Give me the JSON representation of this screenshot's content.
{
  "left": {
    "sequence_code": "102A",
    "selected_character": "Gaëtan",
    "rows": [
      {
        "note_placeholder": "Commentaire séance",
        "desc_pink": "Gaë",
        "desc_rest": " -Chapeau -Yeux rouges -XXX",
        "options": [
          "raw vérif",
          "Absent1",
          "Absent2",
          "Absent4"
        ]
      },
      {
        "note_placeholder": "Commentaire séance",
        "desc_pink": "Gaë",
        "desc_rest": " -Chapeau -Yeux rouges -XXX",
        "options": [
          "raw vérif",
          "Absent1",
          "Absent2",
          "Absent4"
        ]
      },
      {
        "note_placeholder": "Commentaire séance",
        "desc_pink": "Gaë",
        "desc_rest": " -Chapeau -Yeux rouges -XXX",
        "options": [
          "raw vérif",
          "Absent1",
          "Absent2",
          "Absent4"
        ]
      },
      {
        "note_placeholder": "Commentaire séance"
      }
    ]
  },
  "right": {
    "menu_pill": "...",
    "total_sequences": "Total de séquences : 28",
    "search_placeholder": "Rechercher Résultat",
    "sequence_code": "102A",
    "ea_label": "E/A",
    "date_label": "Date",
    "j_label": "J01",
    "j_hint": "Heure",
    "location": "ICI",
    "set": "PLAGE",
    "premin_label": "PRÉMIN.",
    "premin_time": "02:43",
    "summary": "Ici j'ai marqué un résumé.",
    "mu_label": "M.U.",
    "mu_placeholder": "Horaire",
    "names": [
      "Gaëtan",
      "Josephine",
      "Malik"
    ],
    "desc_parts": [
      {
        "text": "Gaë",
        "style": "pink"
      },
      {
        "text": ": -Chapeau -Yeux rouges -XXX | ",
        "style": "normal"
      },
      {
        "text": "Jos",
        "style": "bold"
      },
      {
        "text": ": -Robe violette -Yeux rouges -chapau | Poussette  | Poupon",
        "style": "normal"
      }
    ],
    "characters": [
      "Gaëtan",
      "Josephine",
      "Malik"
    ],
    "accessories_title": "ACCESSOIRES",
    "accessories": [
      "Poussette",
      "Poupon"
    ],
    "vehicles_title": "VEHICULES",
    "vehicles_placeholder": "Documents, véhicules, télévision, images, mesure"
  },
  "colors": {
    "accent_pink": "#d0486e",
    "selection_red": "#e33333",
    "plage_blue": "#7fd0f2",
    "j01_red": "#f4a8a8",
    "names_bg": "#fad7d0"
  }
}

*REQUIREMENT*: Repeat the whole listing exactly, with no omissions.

*ANSWER AREA*:
Give me the JSON representation of this screenshot's content.
{
  "left": {
    "sequence_code": "102A",
    "selected_character": "Gaëtan",
    "rows": [
      {
        "note_placeholder": "Commentaire séance",
        "desc_pink": "Gaë",
        "desc_rest": " -Chapeau -Yeux rouges -XXX",
        "options": [
          "raw vérif",
          "Absent1",
          "Absent2",
          "Absent4"
        ]
      },
      {
        "note_placeholder": "Commentaire séance",
        "desc_pink": "Gaë",
        "desc_rest": " -Chapeau -Yeux rouges -XXX",
        "options": [
          "raw vérif",
          "Absent1",
          "Absent2",
          "Absent4"
        ]
      },
      {
        "note_placeholder": "Commentaire séance",
        "desc_pink": "Gaë",
        "desc_rest": " -Chapeau -Yeux rouges -XXX",
        "options": [
          "raw vérif",
          "Absent1",
          "Absent2",
          "Absent4"
        ]
      },
      {
        "note_placeholder": "Commentaire séance"
      }
    ]
  },
  "right": {
    "menu_pill": "...",
    "total_sequences": "Total de séquences : 28",
    "search_placeholder": "Rechercher Résultat",
    "sequence_code": "102A",
    "ea_label": "E/A",
    "date_label": "Date",
    "j_label": "J01",
    "j_hint": "Heure",
    "location": "ICI",
    "set": "PLAGE",
    "premin_label": "PRÉMIN.",
    "premin_time": "02:43",
    "summary": "Ici j'ai marqué un résumé.",
    "mu_label": "M.U.",
    "mu_placeholder": "Horaire",
    "names": [
      "Gaëtan",
      "Josephine",
      "Malik"
    ],
    "desc_parts": [
      {
        "text": "Gaë",
        "style": "pink"
      },
      {
        "text": ": -Chapeau -Yeux rouges -XXX | ",
        "style": "normal"
      },
      {
        "text": "Jos",
        "style": "bold"
      },
      {
        "text": ": -Robe violette -Yeux rouges -chapau | Poussette  | Poupon",
        "style": "normal"
      }
    ],
    "characters": [
      "Gaëtan",
      "Josephine",
      "Malik"
    ],
    "accessories_title": "ACCESSOIRES",
    "accessories": [
      "Poussette",
      "Poupon"
    ],
    "vehicles_title": "VEHICULES",
    "vehicles_placeholder": "Documents, véhicules, télévision, images, mesure"
  },
  "colors": {
    "accent_pink": "#d0486e",
    "selection_red": "#e33333",
    "plage_blue": "#7fd0f2",
    "j01_red": "#f4a8a8",
    "names_bg": "#fad7d0"
  }
}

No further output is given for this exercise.